Full Version: Laser Toner Transfer/Infrared Temp. Guns (Sticky)

From: Harvey only (HARVEY-ONLY) [#6]
 24 Nov 2005
To: cindy (ROBERTM) [#5] 25 Nov 2005

Name badges are the most difficult due to the melting point of most flex. Some types do not work at all, such as the Rowmark Textures. You need a smooth surface, (the brushed finish badges DO have a smooth surface). The ones that have the highest temperature rating work best. I have some cheap leftover scrap from a run of screened badges that works well. Not sure who made them but they yellow after a few years even when kept in the dark with nothing done to them.

It depends on the problem that you are having. Melt or sticking on the surface is either too much heat or dwell time. Incomplete transfers are the reverse.

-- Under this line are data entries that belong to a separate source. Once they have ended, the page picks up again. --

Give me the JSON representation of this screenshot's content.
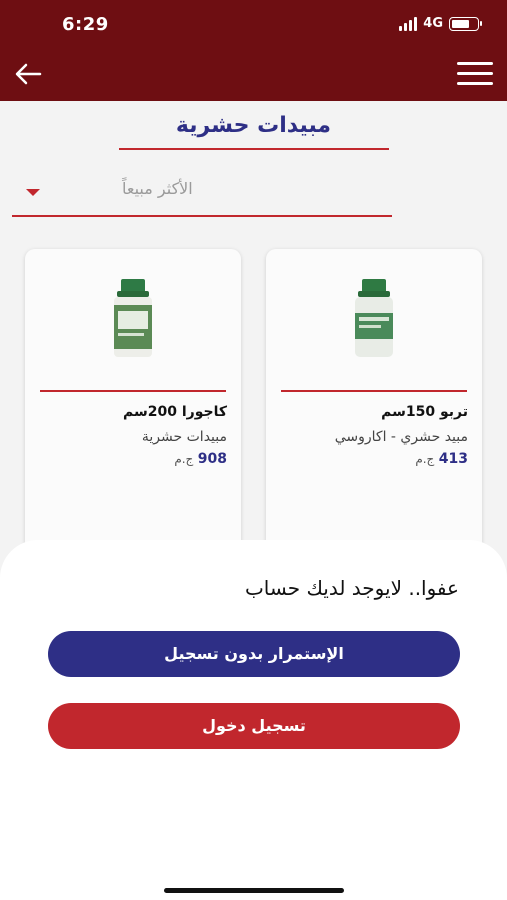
{
  "status_bar": {
    "time": "6:29",
    "network": "4G"
  },
  "app_bar": {
    "back_icon": "arrow-left-icon",
    "menu_icon": "hamburger-menu-icon"
  },
  "page": {
    "title": "مبيدات حشرية",
    "sort": {
      "selected": "الأكثر مبيعاً",
      "icon": "caret-down-icon"
    }
  },
  "products": [
    {
      "name": "تربو 150سم",
      "category": "مبيد حشري - اكاروسي",
      "price": "413",
      "currency": "ج.م"
    },
    {
      "name": "كاجورا 200سم",
      "category": "مبيدات حشرية",
      "price": "908",
      "currency": "ج.م"
    }
  ],
  "sheet": {
    "message": "عفوا.. لايوجد لديك حساب",
    "continue_label": "الإستمرار بدون تسجيل",
    "login_label": "تسجيل دخول"
  },
  "colors": {
    "header": "#6e0e12",
    "primary_blue": "#2e2f86",
    "accent_red": "#c1272d",
    "overlay_bg": "#f3f3f3"
  }
}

There are a whole lot of pads available, each with different thermal properties. The all should be silicon rubber but compounded differently. Most are foam, some are solid. There is the brick red, (less thermal transfer), green, grey, and black. Each comes in different thicknesses. If you have a pad, use it and get familiar with the setting adjustments for that pad.

I have 1/8 brick red foam and 1/16 green, just to try a different type. They both work pretty much except for the time. The 1/16 green will take 40 seconds on an item, where the brick red 1/8 will take between 60 and 120 seconds for the same item.

Like sublimation it is an art, unlike sublimation, once you get the settings it is truly repeatable. The press temp is even more important here. 30* out of 280* is a much larger percentage than 30* out of 400*, therefore more critical.

Descriptions for papers for other materials are listed on the two websites in the article. The settings I gave are for the hard goods paper only, on hard goods.

From: cindy (ROBERTM) [#7]
 26 Nov 2005
To: Harvey only (HARVEY-ONLY) [#6] 26 Nov 2005

Didn't I read somewhere in another thread about a thermometer you could use to tell if your heat press was indeed the right temp.?
If this is correct could you tell what it was and were I could get one.

Thanks Cindy

From: Harvey only (HARVEY-ONLY) [#8]
 26 Nov 2005
To: cindy (ROBERTM) [#7] 27 Nov 2005

I have used a digital multimeter with a tiny temp probe, I was amazed at the fact that it did not read accurately. I found that out when I bought an infra-red laser non-contact gun.

They are currently on sale for $59.95 at Harbor Freight, (I think harborfreight.com). Last year they hovered around $100.

On DSSI a few people said that if you are serious about sublimation, it is a necessity. I figured that my reading was accurate, wrong. 15* can make a bigger difference in results with laser toner transfer. You really need that temperature gun for good results.

From: UncleSteve [#9]
 27 Nov 2005
To: Harvey only (HARVEY-ONLY) [#8] 27 Nov 2005

And you can NOT use it directly on a silver heat platen... you should put a piece of black tape over a spot where you want to do your reading....

From: Harvey only (HARVEY-ONLY) [#10]
 27 Nov 2005
To: UncleSteve [#9] 27 Nov 2005

Forgot to mention that, thanks.

Plain masking tape works also. If the platen is metal at all use the tape. I have a sandblasted metal platen, totally erratic readings without the tape, rock steady readings with the tape.

From: cindy (ROBERTM) [#11]
 23 Jan 2006
To: Harvey only (HARVEY-ONLY) [#8] 23 Jan 2006

I have been looking for the infra-red laser non-contact gun. They have two at Harbor Freight item 90380-ovga at $79.99 and another item # 91778-4VGA $39.99. Could you please tell me which one it is that you have.

Thanks Cindy

From: Harvey only (HARVEY-ONLY) [#12]
 23 Jan 2006
To: cindy (ROBERTM) [#11] 24 Jan 2006

Now that I am finally home again, I have the thermometer in hand.

It is Cen-Tec item 91778. That is the only info on it except for the Harbor Freight phone number 800-444-3353.

That is such a good price, I may buy a spare. I have never seen it so inexpensive.

EDITED: 23 Jan 2006 by HARVEY-ONLY

Show messages: All  1-5  6-12

Back to thread list | Login

© 2021 Project Beehive Forum